June 24, 1992 – Seattle, Washington: It had been three days since the tragic climbing accident on Mt. Rainier. Jim wrote a letter to his best friend. He began, “Dear Mike, I will strive to take this second chance I’ve been given, unfurl my wings and fly with it, and not turn inward into a dark ball. I will strive to live a strong, forward-moving, vivacious life in your honor.”

Jim Davidson grew up around high-altitude painting projects. His father owned a painting business in Concord, Massachusetts, which painted tall towers and big bridges – work so dangerous that few contractors would take it on. Jim’s father repeatedly preached to him, “Son, don’t ever let go of the safety rope. You hold on regardless. If your hands are tired, wrap the rope around your leg and hold it in your teeth. If I fall off this tower, I expect you to hit the ground right after me.” Jim learned early not to quit just because a job was hard.

Jim met 23-year-old Mike Price in the fall of 1986 while they were graduate students at Colorado State University. Jim was earning a masters degree in geology and Mike in English. Mike had grown up in Colorado and was an experienced mountain climber. He taught college students to learn to climb through the Outward Bound program. Jim and Mike dreamed of climbing Mt. Everest one day.

After summiting several mountains in Colorado and South America, Jim and Mike decided to climb Mt. Rainier. They chose the more difficult Liberty Ridge route on the north side of the mountain. On the first day of summer, June 21, 1992, after three days of climbing roped together, they reached the 14,400-foot summit. Pictures were taken, and they headed back down looking forward to a shower and a steak.

As they crossed a glacier at the 1500 feet elevation, just an hour from the car, the snow suddenly collapsed under Jim and he fell into a crevasse – a large crack in the glacier. Mike, 50 feet back and attached by a safety rope, dug in to break Jim’s fall, but he too was pulled into the crevasse. They fell 80 feet and landed on a two-foot by seven-foot ledge. Mike died within minutes. Miraculously, Jim wasn’t seriously hurt.

Shock, fear, guilt, and grief gripped Jim as he sat in the dark with the body of his dead friend.

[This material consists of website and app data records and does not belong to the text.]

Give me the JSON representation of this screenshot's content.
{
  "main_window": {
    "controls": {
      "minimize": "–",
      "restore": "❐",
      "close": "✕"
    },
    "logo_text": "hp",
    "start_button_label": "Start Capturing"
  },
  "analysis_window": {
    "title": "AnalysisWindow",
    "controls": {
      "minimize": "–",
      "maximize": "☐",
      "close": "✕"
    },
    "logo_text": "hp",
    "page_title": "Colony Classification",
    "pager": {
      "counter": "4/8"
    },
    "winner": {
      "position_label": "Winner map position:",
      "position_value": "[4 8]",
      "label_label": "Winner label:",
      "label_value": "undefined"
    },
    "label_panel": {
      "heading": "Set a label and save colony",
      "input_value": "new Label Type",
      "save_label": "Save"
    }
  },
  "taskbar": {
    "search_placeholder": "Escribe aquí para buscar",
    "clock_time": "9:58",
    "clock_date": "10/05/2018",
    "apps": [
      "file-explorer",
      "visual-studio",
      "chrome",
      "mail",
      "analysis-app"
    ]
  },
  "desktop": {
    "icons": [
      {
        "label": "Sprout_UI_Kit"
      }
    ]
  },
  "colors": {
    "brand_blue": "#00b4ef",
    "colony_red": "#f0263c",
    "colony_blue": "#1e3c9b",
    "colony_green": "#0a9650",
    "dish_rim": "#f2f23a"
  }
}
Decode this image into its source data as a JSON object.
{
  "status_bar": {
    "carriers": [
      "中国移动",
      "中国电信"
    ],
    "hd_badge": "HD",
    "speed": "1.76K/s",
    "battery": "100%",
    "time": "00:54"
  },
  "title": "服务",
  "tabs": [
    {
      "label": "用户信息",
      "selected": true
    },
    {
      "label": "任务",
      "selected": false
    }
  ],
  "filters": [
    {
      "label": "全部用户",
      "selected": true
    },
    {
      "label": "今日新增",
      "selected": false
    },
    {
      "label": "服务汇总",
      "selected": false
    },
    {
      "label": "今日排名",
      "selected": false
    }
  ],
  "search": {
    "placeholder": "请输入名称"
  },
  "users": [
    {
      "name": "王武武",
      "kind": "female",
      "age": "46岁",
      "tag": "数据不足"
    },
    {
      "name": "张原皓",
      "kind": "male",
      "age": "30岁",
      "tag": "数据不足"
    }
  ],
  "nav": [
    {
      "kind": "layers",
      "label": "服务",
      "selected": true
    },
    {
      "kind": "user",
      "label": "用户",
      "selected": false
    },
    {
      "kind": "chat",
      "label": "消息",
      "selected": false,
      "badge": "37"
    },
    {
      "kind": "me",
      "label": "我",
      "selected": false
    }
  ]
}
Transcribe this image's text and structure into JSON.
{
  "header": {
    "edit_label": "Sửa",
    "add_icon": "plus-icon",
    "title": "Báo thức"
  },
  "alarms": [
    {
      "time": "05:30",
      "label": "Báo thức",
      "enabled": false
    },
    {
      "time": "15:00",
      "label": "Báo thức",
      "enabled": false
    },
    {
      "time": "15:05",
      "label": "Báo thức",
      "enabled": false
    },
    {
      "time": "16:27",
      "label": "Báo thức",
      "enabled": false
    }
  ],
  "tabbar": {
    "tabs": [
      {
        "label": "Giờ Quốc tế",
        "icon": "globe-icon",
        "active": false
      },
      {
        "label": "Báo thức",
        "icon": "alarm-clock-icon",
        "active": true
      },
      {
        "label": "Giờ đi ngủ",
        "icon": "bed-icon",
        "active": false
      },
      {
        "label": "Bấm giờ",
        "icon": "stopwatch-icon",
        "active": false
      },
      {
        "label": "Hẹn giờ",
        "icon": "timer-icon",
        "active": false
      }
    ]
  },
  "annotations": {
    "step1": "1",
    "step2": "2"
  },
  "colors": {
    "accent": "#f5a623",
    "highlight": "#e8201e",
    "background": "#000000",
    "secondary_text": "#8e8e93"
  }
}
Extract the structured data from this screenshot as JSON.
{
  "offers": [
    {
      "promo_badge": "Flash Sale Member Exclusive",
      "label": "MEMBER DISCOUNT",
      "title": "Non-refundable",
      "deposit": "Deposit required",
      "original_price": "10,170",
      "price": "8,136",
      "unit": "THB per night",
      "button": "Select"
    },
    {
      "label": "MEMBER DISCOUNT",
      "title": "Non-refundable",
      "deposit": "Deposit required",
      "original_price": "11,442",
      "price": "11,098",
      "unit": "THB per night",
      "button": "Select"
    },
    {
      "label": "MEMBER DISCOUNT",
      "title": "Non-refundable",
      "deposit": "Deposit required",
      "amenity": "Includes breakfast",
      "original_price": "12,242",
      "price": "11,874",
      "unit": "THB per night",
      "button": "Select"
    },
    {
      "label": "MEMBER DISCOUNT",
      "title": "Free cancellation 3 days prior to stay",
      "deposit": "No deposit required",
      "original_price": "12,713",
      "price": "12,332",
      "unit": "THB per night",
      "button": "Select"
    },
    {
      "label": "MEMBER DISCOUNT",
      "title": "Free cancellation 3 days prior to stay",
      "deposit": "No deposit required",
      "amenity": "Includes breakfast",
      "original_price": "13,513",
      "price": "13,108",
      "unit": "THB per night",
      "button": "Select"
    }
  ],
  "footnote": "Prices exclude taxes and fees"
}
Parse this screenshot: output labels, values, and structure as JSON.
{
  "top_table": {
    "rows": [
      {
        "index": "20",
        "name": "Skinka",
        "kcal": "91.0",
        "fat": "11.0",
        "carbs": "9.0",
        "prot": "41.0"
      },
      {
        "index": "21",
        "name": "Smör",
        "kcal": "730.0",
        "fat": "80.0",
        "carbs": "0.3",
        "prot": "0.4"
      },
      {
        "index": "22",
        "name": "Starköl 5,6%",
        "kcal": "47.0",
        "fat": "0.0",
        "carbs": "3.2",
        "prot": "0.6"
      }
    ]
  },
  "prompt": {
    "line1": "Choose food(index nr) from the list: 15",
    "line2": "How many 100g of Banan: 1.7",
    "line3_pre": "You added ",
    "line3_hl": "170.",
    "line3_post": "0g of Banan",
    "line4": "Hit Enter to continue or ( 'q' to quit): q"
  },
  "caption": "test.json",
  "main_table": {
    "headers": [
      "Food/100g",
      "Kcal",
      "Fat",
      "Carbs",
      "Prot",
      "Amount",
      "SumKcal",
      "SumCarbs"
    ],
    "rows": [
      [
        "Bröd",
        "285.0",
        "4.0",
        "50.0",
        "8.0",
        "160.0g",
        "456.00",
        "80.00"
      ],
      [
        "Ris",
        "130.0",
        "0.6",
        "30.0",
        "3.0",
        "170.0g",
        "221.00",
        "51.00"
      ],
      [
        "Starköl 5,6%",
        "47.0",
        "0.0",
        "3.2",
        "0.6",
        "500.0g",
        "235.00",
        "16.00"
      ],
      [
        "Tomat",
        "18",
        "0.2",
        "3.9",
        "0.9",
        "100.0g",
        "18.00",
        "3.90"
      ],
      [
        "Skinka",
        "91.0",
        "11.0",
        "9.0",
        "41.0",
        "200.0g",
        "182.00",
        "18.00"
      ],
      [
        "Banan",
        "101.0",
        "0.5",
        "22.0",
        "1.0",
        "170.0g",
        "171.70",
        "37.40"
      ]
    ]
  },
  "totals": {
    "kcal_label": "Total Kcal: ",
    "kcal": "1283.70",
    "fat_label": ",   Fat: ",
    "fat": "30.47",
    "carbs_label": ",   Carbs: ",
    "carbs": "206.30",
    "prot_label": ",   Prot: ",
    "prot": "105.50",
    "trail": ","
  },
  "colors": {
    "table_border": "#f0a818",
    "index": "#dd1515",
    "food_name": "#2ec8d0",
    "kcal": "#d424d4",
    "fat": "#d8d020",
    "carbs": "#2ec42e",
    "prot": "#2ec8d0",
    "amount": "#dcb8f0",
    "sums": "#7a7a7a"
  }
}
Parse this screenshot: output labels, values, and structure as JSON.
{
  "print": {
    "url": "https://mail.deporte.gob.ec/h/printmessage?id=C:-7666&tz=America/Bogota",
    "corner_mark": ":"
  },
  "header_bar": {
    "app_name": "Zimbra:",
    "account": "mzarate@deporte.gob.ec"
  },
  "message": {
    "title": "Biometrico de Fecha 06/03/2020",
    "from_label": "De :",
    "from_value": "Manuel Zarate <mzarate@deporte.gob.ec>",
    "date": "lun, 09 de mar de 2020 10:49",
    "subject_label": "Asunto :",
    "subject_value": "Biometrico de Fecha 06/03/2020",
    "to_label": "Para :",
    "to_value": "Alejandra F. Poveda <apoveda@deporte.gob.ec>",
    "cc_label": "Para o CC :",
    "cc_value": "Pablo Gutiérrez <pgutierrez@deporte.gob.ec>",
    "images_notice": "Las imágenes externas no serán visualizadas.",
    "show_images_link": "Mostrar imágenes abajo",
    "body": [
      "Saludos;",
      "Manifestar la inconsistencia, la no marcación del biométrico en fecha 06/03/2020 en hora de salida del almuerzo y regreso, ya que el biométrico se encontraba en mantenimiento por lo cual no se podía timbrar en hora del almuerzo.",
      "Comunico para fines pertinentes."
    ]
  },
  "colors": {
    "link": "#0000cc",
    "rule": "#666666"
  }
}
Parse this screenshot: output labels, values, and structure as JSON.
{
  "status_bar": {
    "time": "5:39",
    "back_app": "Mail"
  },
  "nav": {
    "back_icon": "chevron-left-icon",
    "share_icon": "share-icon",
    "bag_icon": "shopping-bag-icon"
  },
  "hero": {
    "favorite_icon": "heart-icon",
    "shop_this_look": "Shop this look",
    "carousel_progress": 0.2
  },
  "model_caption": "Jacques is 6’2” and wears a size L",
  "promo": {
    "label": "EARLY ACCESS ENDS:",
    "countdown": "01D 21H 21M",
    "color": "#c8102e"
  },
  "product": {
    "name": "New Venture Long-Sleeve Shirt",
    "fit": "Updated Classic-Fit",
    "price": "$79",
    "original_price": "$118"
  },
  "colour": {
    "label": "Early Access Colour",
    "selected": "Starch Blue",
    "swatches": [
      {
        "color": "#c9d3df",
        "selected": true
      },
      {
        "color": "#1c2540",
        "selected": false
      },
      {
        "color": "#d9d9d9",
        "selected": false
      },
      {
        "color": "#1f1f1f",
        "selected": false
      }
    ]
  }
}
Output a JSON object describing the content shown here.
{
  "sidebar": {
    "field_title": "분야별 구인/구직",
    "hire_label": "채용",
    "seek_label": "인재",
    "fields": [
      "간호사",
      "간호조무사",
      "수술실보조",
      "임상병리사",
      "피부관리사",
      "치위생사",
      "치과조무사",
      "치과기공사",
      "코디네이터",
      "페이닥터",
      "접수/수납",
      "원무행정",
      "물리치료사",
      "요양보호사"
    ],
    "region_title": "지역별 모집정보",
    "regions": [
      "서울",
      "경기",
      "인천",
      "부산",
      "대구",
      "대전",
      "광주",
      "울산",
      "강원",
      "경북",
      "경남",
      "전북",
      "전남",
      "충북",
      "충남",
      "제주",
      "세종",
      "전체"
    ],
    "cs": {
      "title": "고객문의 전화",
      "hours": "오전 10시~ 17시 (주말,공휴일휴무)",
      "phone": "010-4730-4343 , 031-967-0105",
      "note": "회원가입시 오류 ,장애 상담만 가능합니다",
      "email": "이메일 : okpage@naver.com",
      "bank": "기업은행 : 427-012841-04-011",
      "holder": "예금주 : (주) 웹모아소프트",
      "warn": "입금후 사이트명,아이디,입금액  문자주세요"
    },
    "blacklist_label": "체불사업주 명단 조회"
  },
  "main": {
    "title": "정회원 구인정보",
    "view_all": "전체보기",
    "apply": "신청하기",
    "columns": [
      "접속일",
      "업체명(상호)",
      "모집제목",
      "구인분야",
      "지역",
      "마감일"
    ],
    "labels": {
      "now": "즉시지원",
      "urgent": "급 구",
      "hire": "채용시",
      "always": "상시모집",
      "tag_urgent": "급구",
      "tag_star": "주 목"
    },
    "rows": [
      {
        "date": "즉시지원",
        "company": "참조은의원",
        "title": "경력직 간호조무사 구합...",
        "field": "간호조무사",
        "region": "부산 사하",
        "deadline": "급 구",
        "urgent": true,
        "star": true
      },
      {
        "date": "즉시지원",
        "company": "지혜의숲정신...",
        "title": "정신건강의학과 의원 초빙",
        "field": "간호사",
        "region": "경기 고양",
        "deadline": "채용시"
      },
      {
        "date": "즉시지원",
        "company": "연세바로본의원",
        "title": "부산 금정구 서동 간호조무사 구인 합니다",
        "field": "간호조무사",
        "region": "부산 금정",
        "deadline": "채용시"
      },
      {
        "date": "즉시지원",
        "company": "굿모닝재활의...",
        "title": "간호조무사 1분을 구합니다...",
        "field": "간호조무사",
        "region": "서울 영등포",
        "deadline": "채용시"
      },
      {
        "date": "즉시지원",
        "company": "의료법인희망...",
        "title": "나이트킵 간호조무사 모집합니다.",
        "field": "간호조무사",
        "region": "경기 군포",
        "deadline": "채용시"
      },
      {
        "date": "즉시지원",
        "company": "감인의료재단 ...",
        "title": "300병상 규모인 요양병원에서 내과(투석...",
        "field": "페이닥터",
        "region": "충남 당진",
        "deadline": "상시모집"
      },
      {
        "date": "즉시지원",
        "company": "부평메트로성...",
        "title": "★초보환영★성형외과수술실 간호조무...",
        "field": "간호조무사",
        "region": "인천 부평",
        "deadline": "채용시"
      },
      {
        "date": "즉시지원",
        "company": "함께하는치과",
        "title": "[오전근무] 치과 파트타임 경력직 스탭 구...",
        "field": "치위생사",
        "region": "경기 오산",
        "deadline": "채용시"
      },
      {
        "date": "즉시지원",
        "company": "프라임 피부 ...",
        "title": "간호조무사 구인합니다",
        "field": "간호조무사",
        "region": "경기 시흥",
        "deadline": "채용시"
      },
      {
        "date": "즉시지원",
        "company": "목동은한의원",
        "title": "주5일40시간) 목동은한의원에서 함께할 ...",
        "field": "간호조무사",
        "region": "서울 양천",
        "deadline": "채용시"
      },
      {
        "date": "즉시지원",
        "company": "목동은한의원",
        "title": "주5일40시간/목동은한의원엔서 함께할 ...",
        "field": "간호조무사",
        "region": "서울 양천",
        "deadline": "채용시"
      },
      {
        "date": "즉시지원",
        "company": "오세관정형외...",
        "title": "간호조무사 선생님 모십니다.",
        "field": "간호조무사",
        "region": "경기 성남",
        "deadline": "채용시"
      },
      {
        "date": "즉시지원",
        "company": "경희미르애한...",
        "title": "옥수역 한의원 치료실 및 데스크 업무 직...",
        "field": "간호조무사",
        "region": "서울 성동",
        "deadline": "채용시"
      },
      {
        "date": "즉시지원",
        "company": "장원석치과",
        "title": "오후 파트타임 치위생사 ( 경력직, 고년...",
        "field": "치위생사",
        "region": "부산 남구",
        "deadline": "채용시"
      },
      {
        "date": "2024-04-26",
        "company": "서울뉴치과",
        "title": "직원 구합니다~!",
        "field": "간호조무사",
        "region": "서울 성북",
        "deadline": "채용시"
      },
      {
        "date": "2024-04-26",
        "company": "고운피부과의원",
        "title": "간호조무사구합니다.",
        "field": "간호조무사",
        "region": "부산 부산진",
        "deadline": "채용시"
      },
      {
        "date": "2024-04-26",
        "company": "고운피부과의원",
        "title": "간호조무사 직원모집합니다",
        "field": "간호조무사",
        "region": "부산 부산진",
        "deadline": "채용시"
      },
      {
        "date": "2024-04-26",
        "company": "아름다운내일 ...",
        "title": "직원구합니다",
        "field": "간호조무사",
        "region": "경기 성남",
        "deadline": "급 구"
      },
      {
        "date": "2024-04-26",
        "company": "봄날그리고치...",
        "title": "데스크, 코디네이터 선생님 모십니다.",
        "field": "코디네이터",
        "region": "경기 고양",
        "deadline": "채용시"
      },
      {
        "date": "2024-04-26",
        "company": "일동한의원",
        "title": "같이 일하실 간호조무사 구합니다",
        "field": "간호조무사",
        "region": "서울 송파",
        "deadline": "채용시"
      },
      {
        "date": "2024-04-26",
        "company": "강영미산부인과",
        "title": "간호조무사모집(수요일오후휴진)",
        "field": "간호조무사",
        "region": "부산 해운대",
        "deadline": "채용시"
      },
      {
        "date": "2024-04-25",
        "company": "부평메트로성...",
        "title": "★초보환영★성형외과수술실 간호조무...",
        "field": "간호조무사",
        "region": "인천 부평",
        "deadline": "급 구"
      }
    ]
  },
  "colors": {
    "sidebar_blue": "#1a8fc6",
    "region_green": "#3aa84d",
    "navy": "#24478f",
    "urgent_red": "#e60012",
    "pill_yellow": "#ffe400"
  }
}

He blamed himself. He had no idea what to do. Instinctively he yelled for help, but he knew no one would ever hear him. He would freeze to death. Jim was a good ice climber, but scaling these sheer 80-foot ice walls would require world-class skills.

After an hour, Jim pulled himself together and started to plan his climb. He might die in a fall, but it beat freezing. He secured Mike with a rope, in hopes of pulling him out later, took his five ice hooks and started up the wall. He never had self-belayed; he had only read about it. He fell multiple times – and the safety rope saved him each time. It took five brutal, exhausting hours, but Jim Davidson did the impossible; he climbed the sheer wall of ice to get out of the crevasse.

Almost as difficult as climbing out of the crevasse was traveling to Colorado to visit with Mike’s parents.

In the years following the accident Jim married, had children and got busy with his job as an environmental engineer. It was years before he climbed again. The memories were too painful. But eventually, he quit his engineering job and became an Outward Bound climbing instructor.

On Sunday, May 20, 2017, on his second attempt, 54-year-old Jim Davidson stood at the 29,029-foot summit of Mt. Everest and remembered that fateful first day of summer 25 years earlier. His had honored his commitment to Mike Price. Today Jim travels the country sharing his story of resilience and teaching college kids to climb mountains.

“Here is the world. Beautiful and terrible things will happen. Don’t be afraid.”                                                                                           Frederick Buechner